Data to examine section start
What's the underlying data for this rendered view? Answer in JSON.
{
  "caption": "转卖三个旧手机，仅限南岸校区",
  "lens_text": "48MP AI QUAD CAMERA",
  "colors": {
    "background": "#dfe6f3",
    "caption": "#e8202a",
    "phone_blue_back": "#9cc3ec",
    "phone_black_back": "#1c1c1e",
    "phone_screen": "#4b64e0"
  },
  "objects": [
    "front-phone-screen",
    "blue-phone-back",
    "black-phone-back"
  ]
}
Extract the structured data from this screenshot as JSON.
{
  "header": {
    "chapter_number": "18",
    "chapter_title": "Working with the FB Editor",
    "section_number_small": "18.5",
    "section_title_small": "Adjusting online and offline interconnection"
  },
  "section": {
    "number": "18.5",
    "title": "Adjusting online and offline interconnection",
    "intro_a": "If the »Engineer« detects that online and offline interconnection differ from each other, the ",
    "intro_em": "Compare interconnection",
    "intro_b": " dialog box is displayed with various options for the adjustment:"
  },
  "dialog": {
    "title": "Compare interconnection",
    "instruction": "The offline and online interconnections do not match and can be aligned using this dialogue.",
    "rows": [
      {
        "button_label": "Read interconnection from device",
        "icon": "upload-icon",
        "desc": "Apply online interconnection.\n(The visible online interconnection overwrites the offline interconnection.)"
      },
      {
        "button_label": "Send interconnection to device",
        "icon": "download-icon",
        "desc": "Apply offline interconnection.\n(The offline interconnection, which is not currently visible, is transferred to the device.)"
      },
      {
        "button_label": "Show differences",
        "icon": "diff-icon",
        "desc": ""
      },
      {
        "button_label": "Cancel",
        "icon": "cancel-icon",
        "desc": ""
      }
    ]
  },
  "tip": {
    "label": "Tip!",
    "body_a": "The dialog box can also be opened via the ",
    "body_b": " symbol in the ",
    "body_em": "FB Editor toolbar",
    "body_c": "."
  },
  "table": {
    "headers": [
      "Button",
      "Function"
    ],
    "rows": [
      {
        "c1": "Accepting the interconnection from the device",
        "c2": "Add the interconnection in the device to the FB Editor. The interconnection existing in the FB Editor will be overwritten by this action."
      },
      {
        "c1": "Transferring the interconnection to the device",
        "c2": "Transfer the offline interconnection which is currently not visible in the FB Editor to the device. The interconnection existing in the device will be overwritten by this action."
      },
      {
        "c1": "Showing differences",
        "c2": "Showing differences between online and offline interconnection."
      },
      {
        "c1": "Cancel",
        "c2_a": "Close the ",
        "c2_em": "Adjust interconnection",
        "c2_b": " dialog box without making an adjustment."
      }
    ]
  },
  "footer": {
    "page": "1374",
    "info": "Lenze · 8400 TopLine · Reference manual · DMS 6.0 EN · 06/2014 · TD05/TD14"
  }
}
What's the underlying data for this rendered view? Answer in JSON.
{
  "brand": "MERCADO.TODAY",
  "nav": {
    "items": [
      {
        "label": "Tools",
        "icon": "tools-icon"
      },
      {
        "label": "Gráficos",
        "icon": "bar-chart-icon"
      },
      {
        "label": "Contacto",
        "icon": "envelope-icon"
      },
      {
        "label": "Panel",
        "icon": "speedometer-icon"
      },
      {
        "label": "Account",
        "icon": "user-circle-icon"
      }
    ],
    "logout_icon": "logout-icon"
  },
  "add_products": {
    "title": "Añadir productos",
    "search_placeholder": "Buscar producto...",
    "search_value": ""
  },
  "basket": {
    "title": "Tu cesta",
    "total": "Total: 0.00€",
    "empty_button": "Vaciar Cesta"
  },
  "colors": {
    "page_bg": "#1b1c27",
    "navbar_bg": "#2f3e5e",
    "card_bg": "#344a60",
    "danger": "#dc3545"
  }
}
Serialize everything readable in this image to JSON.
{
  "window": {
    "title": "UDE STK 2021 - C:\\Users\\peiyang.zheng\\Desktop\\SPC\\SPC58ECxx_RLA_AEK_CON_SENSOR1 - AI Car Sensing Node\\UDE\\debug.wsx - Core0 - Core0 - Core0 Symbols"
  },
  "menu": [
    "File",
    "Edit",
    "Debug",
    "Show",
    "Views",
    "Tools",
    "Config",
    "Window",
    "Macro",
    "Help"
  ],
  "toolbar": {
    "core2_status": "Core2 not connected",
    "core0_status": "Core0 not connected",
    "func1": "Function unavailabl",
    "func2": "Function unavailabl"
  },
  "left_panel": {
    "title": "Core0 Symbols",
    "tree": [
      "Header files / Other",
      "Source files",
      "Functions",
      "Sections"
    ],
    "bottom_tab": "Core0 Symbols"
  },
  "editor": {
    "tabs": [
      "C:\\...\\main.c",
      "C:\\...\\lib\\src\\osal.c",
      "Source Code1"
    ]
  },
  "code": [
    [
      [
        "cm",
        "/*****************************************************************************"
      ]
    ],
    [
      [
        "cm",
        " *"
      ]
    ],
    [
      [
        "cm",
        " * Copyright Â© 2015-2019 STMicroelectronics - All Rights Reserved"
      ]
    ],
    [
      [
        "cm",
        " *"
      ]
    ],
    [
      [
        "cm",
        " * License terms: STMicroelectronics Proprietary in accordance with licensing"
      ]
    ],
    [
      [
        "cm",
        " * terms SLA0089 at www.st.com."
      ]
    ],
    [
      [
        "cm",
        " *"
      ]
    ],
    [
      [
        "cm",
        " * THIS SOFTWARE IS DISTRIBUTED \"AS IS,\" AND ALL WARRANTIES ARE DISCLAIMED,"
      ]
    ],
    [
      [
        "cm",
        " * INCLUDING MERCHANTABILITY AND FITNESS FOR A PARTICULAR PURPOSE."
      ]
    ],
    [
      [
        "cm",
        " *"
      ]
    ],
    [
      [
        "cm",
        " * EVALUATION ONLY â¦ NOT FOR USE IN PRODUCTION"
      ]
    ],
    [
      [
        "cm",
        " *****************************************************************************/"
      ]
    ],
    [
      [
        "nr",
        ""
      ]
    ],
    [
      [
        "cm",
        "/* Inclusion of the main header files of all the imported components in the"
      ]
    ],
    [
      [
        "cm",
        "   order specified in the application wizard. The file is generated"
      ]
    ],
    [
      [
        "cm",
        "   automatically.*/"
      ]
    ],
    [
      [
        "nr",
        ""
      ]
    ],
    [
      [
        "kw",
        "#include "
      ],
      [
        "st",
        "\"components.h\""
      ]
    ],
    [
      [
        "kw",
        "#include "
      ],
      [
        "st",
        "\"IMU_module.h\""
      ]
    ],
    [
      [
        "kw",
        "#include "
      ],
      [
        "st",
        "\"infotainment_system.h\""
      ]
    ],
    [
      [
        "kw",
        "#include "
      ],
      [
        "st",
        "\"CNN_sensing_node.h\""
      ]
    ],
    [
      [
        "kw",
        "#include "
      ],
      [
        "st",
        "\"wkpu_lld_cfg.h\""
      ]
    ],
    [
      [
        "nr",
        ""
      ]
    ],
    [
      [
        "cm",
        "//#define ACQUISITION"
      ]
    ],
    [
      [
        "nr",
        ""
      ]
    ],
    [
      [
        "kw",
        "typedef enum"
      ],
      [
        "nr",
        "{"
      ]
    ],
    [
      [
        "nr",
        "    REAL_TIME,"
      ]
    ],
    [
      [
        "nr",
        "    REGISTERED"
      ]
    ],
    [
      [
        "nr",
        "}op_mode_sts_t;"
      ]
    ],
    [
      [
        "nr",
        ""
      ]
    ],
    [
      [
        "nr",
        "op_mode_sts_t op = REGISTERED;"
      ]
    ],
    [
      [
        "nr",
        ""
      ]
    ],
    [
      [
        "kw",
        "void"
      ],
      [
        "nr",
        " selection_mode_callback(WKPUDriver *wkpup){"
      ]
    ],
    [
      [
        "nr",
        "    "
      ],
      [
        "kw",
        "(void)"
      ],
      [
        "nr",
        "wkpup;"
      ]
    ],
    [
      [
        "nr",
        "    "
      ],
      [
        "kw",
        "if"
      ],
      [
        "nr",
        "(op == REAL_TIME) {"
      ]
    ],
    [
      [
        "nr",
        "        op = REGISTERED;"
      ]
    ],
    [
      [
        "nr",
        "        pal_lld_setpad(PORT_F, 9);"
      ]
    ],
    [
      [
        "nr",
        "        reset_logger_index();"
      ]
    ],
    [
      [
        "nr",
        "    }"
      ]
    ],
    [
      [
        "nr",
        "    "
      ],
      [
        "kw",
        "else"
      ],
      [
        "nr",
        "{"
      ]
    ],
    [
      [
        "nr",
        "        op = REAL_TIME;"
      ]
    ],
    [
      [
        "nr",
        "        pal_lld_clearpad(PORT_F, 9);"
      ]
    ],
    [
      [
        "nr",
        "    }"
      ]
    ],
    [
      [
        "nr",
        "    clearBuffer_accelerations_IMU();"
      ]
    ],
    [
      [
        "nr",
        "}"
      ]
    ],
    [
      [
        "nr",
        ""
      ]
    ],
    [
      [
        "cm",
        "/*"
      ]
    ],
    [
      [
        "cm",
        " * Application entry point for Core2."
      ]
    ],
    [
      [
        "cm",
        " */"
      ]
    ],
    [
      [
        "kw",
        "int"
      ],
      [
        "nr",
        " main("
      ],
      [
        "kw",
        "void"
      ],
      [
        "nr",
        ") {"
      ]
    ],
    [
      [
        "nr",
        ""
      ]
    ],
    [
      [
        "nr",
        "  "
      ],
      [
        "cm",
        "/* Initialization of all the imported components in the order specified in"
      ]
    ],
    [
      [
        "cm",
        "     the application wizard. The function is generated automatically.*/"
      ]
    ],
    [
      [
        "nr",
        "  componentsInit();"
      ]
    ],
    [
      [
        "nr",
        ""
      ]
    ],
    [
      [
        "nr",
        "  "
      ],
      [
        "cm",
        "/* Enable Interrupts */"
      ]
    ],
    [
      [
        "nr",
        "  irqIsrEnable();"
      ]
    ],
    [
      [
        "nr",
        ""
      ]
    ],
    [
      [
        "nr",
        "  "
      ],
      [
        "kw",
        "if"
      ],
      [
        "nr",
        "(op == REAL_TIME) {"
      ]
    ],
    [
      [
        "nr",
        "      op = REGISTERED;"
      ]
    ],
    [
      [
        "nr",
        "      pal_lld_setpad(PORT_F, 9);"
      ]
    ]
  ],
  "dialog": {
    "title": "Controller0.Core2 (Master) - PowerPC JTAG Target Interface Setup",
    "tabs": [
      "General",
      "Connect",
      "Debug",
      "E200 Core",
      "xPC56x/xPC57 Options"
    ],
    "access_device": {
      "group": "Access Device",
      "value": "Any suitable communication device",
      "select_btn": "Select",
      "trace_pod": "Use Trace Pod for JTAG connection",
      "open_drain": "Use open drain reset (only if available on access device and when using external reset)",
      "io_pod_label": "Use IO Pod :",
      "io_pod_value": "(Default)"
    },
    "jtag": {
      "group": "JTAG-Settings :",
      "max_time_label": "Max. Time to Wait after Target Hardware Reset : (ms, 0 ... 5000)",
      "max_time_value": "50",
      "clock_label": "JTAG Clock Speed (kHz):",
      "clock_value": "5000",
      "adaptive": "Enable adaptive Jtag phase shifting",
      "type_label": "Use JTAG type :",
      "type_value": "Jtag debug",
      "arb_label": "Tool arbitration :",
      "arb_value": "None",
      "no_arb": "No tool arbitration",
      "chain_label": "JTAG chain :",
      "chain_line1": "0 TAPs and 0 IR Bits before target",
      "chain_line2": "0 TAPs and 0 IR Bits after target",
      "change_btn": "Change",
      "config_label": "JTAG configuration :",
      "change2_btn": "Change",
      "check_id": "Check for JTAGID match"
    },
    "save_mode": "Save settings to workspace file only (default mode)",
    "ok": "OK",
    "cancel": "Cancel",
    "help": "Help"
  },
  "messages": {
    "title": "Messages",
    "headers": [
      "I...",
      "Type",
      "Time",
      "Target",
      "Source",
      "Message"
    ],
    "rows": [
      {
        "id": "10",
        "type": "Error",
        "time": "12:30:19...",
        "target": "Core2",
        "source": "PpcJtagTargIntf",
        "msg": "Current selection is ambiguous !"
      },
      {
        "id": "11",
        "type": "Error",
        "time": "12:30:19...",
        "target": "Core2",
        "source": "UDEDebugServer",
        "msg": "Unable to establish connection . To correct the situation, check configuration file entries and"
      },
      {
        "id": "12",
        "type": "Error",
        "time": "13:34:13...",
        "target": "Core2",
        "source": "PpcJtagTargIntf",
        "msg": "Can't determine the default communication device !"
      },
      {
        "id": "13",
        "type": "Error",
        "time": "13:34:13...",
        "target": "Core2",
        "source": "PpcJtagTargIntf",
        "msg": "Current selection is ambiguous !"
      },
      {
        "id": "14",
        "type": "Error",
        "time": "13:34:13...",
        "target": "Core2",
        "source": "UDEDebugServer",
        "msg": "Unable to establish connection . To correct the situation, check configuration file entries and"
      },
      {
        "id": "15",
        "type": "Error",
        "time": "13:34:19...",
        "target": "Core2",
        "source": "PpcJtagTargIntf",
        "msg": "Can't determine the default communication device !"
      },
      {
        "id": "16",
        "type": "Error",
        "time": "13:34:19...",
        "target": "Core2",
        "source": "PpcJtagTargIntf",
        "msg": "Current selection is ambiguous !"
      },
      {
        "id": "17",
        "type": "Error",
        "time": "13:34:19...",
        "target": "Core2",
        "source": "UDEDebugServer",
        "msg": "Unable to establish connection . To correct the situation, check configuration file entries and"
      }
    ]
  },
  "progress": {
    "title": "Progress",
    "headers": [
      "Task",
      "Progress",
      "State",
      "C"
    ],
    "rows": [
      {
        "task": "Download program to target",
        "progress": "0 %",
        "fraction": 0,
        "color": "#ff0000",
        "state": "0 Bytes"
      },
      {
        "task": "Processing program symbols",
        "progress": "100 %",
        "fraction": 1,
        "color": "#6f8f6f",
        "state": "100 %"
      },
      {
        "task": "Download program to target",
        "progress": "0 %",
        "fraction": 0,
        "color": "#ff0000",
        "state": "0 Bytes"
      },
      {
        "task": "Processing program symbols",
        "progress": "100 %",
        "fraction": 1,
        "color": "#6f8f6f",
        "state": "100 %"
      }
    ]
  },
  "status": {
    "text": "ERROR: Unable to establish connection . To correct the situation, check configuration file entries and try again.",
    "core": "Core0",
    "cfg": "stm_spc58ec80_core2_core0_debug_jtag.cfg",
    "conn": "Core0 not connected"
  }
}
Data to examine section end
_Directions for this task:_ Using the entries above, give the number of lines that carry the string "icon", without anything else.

_Answer space:_ 10